What the task asks
One number is the whole answer: the tally of lines in the records that include the word "Chùa".

(App and web page records)
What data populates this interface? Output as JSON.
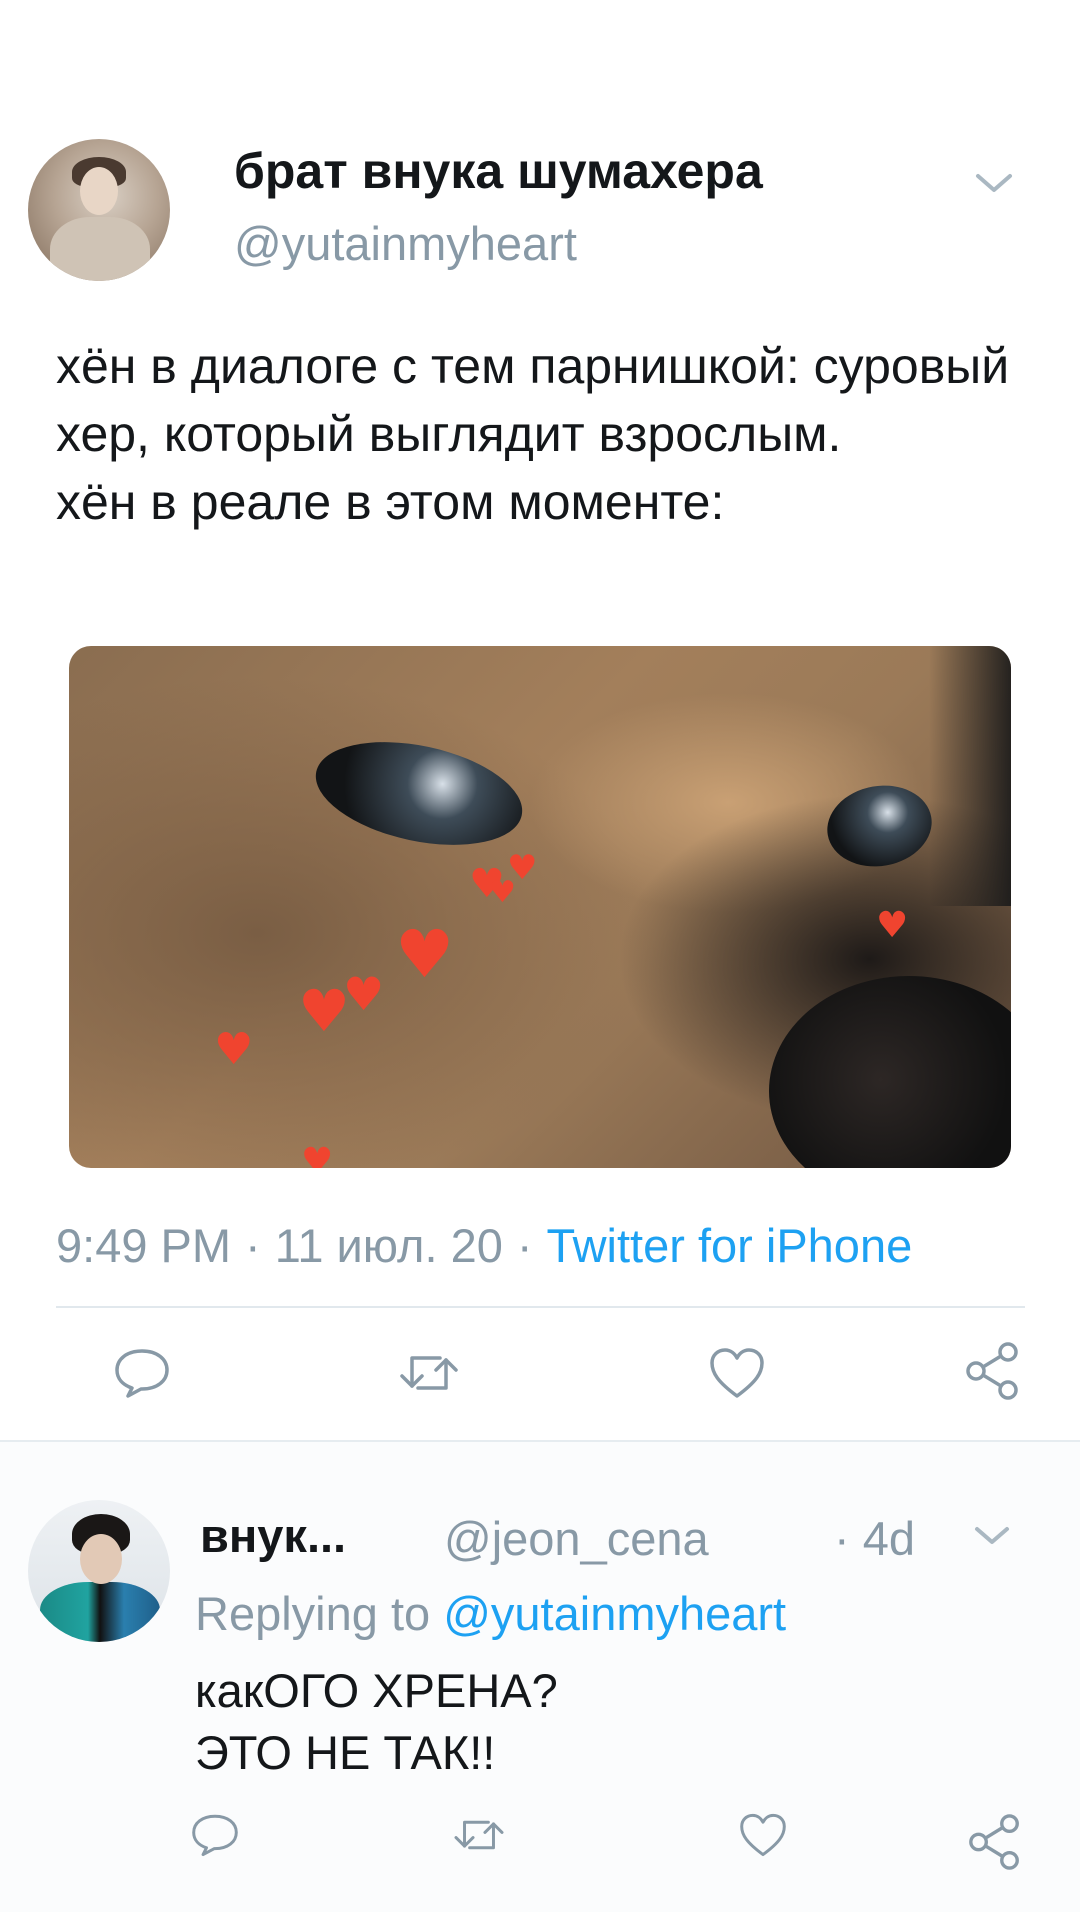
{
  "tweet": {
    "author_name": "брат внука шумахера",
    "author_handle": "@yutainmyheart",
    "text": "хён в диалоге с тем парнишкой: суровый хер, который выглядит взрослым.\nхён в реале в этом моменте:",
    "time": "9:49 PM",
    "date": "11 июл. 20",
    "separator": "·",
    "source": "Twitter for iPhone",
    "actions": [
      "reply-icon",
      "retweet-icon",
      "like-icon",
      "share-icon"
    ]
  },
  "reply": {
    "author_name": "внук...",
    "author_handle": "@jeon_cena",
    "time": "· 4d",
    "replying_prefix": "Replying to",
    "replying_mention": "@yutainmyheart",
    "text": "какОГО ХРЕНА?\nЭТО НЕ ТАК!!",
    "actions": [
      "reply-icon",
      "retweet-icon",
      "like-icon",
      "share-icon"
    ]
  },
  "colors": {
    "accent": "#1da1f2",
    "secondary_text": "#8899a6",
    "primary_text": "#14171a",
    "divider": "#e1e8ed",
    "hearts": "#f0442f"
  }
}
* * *
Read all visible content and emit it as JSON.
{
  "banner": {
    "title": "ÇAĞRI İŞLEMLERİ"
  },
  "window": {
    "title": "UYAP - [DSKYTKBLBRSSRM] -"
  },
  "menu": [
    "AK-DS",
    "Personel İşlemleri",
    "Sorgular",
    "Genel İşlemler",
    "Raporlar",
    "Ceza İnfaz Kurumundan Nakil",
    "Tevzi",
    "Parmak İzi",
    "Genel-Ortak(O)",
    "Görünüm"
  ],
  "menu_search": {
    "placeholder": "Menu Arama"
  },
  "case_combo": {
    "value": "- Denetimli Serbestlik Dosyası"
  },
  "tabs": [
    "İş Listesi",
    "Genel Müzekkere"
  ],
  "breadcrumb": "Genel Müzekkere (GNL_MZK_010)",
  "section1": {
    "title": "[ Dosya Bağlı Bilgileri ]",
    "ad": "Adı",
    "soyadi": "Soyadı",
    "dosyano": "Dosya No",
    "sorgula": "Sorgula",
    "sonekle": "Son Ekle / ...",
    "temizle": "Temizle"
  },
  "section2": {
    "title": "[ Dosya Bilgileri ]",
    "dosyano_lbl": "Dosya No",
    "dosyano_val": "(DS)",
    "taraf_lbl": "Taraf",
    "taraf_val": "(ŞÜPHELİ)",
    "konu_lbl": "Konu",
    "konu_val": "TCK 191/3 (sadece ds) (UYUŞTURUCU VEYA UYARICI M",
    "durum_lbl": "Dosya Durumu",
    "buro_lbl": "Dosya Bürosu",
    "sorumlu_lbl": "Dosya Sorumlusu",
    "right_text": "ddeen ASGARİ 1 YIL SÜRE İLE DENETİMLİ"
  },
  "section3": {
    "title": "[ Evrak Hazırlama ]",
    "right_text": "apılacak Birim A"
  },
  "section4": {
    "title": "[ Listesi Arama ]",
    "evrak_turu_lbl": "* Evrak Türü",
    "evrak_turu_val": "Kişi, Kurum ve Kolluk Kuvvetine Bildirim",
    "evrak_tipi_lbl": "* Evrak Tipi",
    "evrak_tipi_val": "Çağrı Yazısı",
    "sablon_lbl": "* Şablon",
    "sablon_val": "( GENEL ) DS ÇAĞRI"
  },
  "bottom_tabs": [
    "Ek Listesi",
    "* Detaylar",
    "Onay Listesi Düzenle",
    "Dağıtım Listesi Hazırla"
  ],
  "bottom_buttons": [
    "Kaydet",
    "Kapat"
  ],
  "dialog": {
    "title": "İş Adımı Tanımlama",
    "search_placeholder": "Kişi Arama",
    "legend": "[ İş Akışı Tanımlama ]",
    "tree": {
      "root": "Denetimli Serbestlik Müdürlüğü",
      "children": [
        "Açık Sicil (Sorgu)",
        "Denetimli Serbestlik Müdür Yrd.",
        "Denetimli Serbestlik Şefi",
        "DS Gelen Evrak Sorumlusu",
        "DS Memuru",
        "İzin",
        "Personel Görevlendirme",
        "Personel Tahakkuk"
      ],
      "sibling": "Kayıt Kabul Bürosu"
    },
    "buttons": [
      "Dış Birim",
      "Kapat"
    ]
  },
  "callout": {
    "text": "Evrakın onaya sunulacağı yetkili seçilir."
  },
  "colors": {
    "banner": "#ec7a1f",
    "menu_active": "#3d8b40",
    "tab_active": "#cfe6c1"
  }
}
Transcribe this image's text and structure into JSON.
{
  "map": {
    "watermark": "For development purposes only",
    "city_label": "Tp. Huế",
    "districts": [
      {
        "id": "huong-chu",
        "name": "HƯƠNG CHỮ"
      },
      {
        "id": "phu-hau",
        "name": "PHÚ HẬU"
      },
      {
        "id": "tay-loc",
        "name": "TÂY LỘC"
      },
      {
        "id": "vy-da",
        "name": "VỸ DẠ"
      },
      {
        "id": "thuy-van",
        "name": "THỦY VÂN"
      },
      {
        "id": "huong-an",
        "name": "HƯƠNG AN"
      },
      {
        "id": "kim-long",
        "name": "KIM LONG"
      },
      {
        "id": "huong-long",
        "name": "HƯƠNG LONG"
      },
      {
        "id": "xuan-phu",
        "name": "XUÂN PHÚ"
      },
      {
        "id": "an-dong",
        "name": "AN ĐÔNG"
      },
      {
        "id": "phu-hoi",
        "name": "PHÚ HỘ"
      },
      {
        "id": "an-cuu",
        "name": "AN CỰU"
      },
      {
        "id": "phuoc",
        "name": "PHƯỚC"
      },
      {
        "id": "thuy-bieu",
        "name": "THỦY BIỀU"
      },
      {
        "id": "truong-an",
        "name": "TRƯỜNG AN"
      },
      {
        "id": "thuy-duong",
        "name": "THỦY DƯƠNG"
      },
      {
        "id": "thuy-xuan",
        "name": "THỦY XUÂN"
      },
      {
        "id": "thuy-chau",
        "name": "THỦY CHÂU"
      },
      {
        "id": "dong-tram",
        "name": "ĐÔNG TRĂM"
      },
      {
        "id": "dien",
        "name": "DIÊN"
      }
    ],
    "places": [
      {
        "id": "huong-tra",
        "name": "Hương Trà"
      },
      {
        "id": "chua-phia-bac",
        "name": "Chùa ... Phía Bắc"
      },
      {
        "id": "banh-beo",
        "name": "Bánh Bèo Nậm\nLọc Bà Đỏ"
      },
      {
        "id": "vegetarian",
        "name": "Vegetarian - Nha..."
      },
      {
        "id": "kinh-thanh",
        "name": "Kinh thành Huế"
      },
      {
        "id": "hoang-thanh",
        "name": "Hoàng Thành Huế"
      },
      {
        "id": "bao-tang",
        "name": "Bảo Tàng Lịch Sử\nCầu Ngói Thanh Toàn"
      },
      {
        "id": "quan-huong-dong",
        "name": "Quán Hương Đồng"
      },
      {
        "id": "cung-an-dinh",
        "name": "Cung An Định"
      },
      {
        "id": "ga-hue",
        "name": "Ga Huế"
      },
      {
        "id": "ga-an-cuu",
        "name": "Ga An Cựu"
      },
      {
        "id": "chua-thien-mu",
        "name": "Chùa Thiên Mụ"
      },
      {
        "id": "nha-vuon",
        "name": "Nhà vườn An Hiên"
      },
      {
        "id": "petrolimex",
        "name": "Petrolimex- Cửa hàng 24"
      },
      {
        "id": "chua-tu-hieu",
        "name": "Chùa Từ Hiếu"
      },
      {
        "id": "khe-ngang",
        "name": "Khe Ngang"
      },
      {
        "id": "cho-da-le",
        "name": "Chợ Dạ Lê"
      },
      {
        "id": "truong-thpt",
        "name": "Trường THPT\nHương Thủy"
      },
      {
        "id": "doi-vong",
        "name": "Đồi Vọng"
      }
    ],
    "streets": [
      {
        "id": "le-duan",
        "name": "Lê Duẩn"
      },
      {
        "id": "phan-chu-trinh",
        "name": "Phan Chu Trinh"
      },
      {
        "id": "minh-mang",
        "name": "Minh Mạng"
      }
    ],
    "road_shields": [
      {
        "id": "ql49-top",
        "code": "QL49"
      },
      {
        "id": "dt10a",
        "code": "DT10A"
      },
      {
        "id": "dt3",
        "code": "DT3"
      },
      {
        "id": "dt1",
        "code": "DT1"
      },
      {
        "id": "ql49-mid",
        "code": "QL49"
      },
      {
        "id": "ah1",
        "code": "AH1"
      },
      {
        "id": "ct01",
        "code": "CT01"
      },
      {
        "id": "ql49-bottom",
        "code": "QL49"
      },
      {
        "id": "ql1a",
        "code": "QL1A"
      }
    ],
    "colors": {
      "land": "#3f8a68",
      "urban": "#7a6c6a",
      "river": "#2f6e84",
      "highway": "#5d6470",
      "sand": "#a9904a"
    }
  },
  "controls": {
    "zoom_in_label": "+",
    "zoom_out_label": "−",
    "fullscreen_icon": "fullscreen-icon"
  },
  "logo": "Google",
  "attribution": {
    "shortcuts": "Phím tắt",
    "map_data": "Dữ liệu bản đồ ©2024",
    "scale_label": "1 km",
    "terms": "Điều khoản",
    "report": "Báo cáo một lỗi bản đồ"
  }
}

Task response
3